[[ THE RECORDS, beginning ]]
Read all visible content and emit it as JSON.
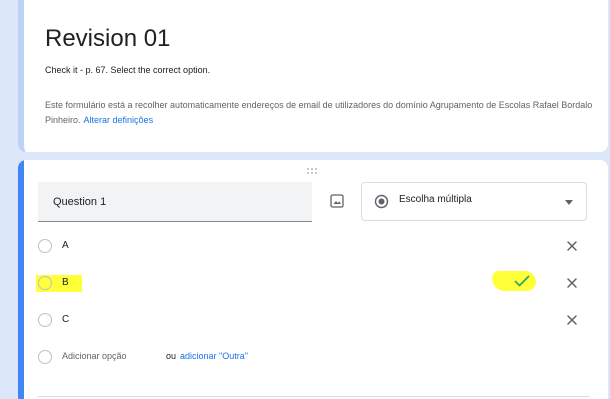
{
  "header": {
    "title": "Revision 01",
    "description": "Check it - p. 67. Select the correct option.",
    "notice": "Este formulário está a recolher automaticamente endereços de email de utilizadores do domínio Agrupamento de Escolas Rafael Bordalo Pinheiro.",
    "notice_link": "Alterar definições"
  },
  "question": {
    "title": "Question 1",
    "type_label": "Escolha múltipla",
    "options": [
      {
        "label": "A",
        "highlighted": false,
        "marked_correct": false
      },
      {
        "label": "B",
        "highlighted": true,
        "marked_correct": true
      },
      {
        "label": "C",
        "highlighted": false,
        "marked_correct": false
      }
    ],
    "add_option_label": "Adicionar opção",
    "or_label": "ou",
    "add_other_label": "adicionar \"Outra\""
  },
  "colors": {
    "accent": "#4285f4",
    "link": "#1a73e8",
    "correct": "#34a853",
    "highlight": "#ffff3a",
    "background": "#dce8fa"
  },
  "icons": {
    "drag": "drag-handle-icon",
    "image": "image-icon",
    "type": "radio-button-checked-icon",
    "dropdown": "caret-down-icon",
    "remove": "close-icon",
    "correct": "checkmark-icon"
  }
}
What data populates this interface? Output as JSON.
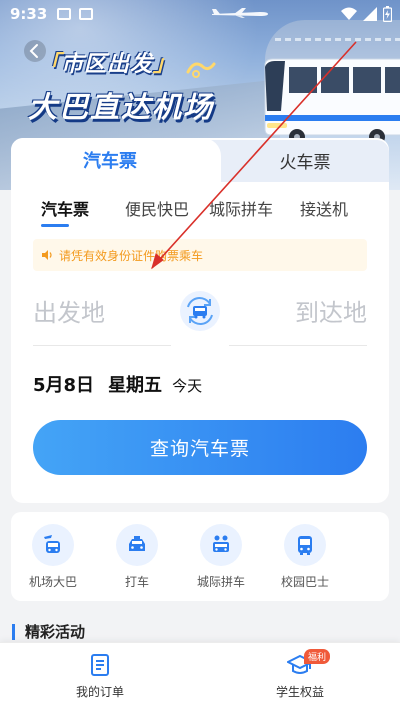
{
  "status_bar": {
    "time": "9:33",
    "icons": [
      "gallery-icon",
      "text-icon",
      "wifi-icon",
      "signal-icon",
      "battery-icon"
    ]
  },
  "banner": {
    "line1": "市区出发",
    "bracket_open": "「",
    "bracket_close": "」",
    "line2": "大巴直达机场",
    "back_icon": "chevron-left-icon"
  },
  "tabs": {
    "bus": "汽车票",
    "train": "火车票"
  },
  "subtabs": [
    "汽车票",
    "便民快巴",
    "城际拼车",
    "接送机"
  ],
  "notice": {
    "icon": "speaker-icon",
    "text": "请凭有效身份证件购票乘车"
  },
  "route": {
    "from_placeholder": "出发地",
    "to_placeholder": "到达地",
    "swap_icon": "swap-bus-icon"
  },
  "date": {
    "date": "5月8日",
    "weekday": "星期五",
    "relative": "今天"
  },
  "search_button": "查询汽车票",
  "services": [
    {
      "label": "机场大巴",
      "icon": "airport-bus-icon"
    },
    {
      "label": "打车",
      "icon": "taxi-icon"
    },
    {
      "label": "城际拼车",
      "icon": "carpool-icon"
    },
    {
      "label": "校园巴士",
      "icon": "campus-bus-icon"
    }
  ],
  "activity_title": "精彩活动",
  "bottom_nav": {
    "orders": "我的订单",
    "student": "学生权益",
    "student_badge": "福利"
  },
  "colors": {
    "accent": "#2b7df0",
    "notice_text": "#f39a1e",
    "notice_bg": "#fff8ea",
    "badge": "#f05a3a",
    "annotation_arrow": "#d9302a"
  }
}
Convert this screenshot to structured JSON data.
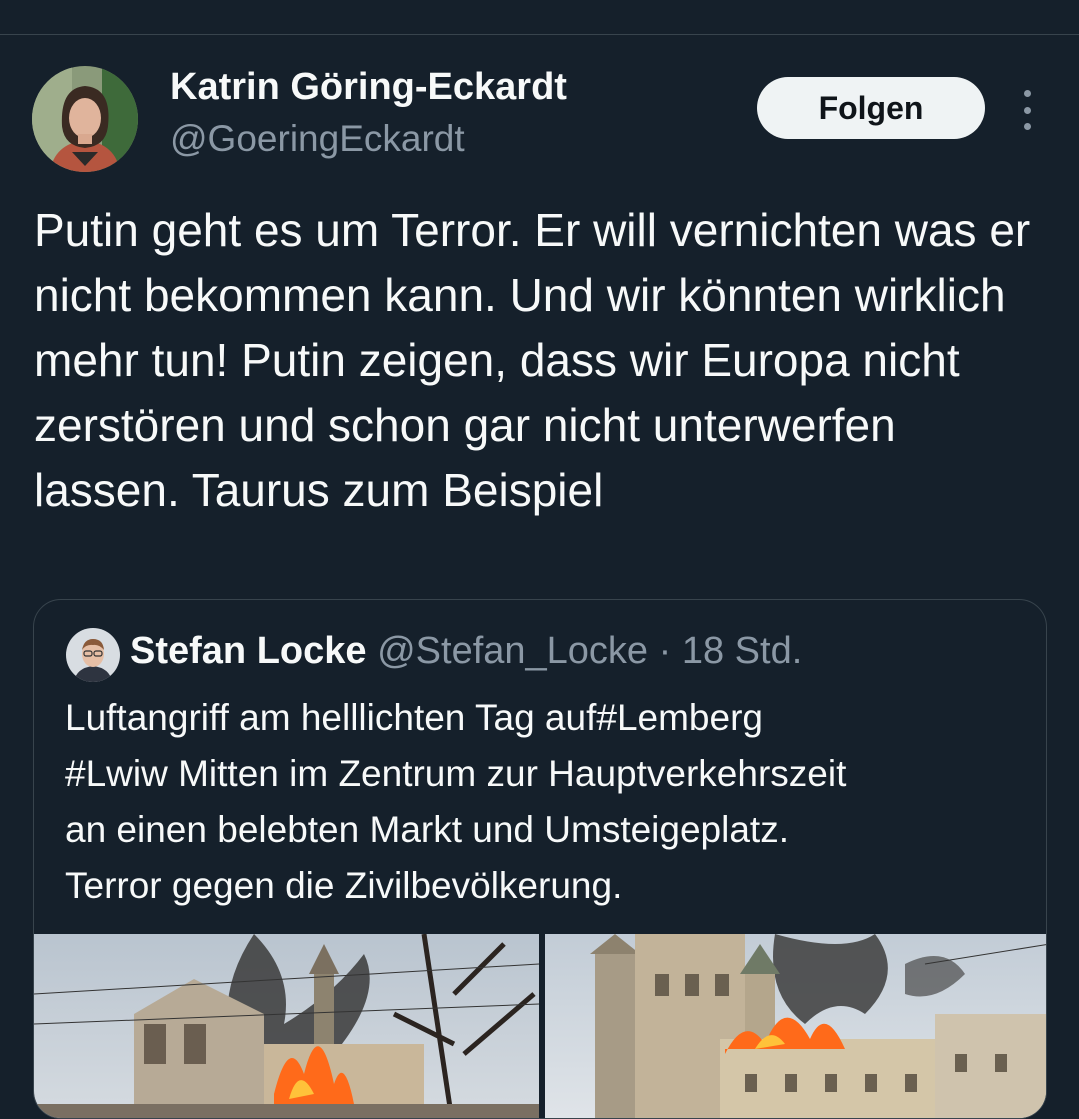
{
  "tweet": {
    "author": {
      "name": "Katrin Göring-Eckardt",
      "handle": "@GoeringEckardt"
    },
    "follow_label": "Folgen",
    "text": "Putin geht es um Terror. Er will vernichten was er nicht bekommen kann. Und wir könnten wirklich mehr tun! Putin zeigen, dass wir Europa nicht zerstören und schon gar nicht unterwerfen lassen. Taurus zum Beispiel"
  },
  "quoted_tweet": {
    "author": {
      "name": "Stefan Locke",
      "handle": "@Stefan_Locke",
      "time": "· 18 Std."
    },
    "text_lines": [
      "Luftangriff am helllichten Tag auf#Lemberg",
      "#Lwiw Mitten im Zentrum zur Hauptverkehrszeit",
      "an einen belebten Markt und Umsteigeplatz.",
      "Terror gegen die Zivilbevölkerung."
    ]
  },
  "icons": {
    "more": "more-vertical-icon"
  },
  "colors": {
    "background": "#15202b",
    "secondary_text": "#8b98a5",
    "border": "#38444d",
    "button_bg": "#eff3f4"
  }
}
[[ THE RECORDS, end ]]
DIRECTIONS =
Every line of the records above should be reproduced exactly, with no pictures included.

EXERCISE OUTPUT =
Read all visible content and emit it as JSON.
{
  "header": {
    "title": "Revision 01",
    "description": "Check it - p. 67. Select the correct option.",
    "notice": "Este formulário está a recolher automaticamente endereços de email de utilizadores do domínio Agrupamento de Escolas Rafael Bordalo Pinheiro.",
    "notice_link": "Alterar definições"
  },
  "question": {
    "title": "Question 1",
    "type_label": "Escolha múltipla",
    "options": [
      {
        "label": "A",
        "highlighted": false,
        "marked_correct": false
      },
      {
        "label": "B",
        "highlighted": true,
        "marked_correct": true
      },
      {
        "label": "C",
        "highlighted": false,
        "marked_correct": false
      }
    ],
    "add_option_label": "Adicionar opção",
    "or_label": "ou",
    "add_other_label": "adicionar \"Outra\""
  },
  "colors": {
    "accent": "#4285f4",
    "link": "#1a73e8",
    "correct": "#34a853",
    "highlight": "#ffff3a",
    "background": "#dce8fa"
  },
  "icons": {
    "drag": "drag-handle-icon",
    "image": "image-icon",
    "type": "radio-button-checked-icon",
    "dropdown": "caret-down-icon",
    "remove": "close-icon",
    "correct": "checkmark-icon"
  }
}
What data populates this interface? Output as JSON.
{
  "status_bar": {
    "time": "9:33",
    "icons": [
      "gallery-icon",
      "text-icon",
      "wifi-icon",
      "signal-icon",
      "battery-icon"
    ]
  },
  "banner": {
    "line1": "市区出发",
    "bracket_open": "「",
    "bracket_close": "」",
    "line2": "大巴直达机场",
    "back_icon": "chevron-left-icon"
  },
  "tabs": {
    "bus": "汽车票",
    "train": "火车票"
  },
  "subtabs": [
    "汽车票",
    "便民快巴",
    "城际拼车",
    "接送机"
  ],
  "notice": {
    "icon": "speaker-icon",
    "text": "请凭有效身份证件购票乘车"
  },
  "route": {
    "from_placeholder": "出发地",
    "to_placeholder": "到达地",
    "swap_icon": "swap-bus-icon"
  },
  "date": {
    "date": "5月8日",
    "weekday": "星期五",
    "relative": "今天"
  },
  "search_button": "查询汽车票",
  "services": [
    {
      "label": "机场大巴",
      "icon": "airport-bus-icon"
    },
    {
      "label": "打车",
      "icon": "taxi-icon"
    },
    {
      "label": "城际拼车",
      "icon": "carpool-icon"
    },
    {
      "label": "校园巴士",
      "icon": "campus-bus-icon"
    }
  ],
  "activity_title": "精彩活动",
  "bottom_nav": {
    "orders": "我的订单",
    "student": "学生权益",
    "student_badge": "福利"
  },
  "colors": {
    "accent": "#2b7df0",
    "notice_text": "#f39a1e",
    "notice_bg": "#fff8ea",
    "badge": "#f05a3a",
    "annotation_arrow": "#d9302a"
  }
}
Convert this screenshot to structured JSON data.
{
  "tweet": {
    "author": {
      "name": "Katrin Göring-Eckardt",
      "handle": "@GoeringEckardt"
    },
    "follow_label": "Folgen",
    "text": "Putin geht es um Terror. Er will vernichten was er nicht bekommen kann. Und wir könnten wirklich mehr tun! Putin zeigen, dass wir Europa nicht zerstören und schon gar nicht unterwerfen lassen. Taurus zum Beispiel"
  },
  "quoted_tweet": {
    "author": {
      "name": "Stefan Locke",
      "handle": "@Stefan_Locke",
      "time": "· 18 Std."
    },
    "text_lines": [
      "Luftangriff am helllichten Tag auf#Lemberg",
      "#Lwiw Mitten im Zentrum zur Hauptverkehrszeit",
      "an einen belebten Markt und Umsteigeplatz.",
      "Terror gegen die Zivilbevölkerung."
    ]
  },
  "icons": {
    "more": "more-vertical-icon"
  },
  "colors": {
    "background": "#15202b",
    "secondary_text": "#8b98a5",
    "border": "#38444d",
    "button_bg": "#eff3f4"
  }
}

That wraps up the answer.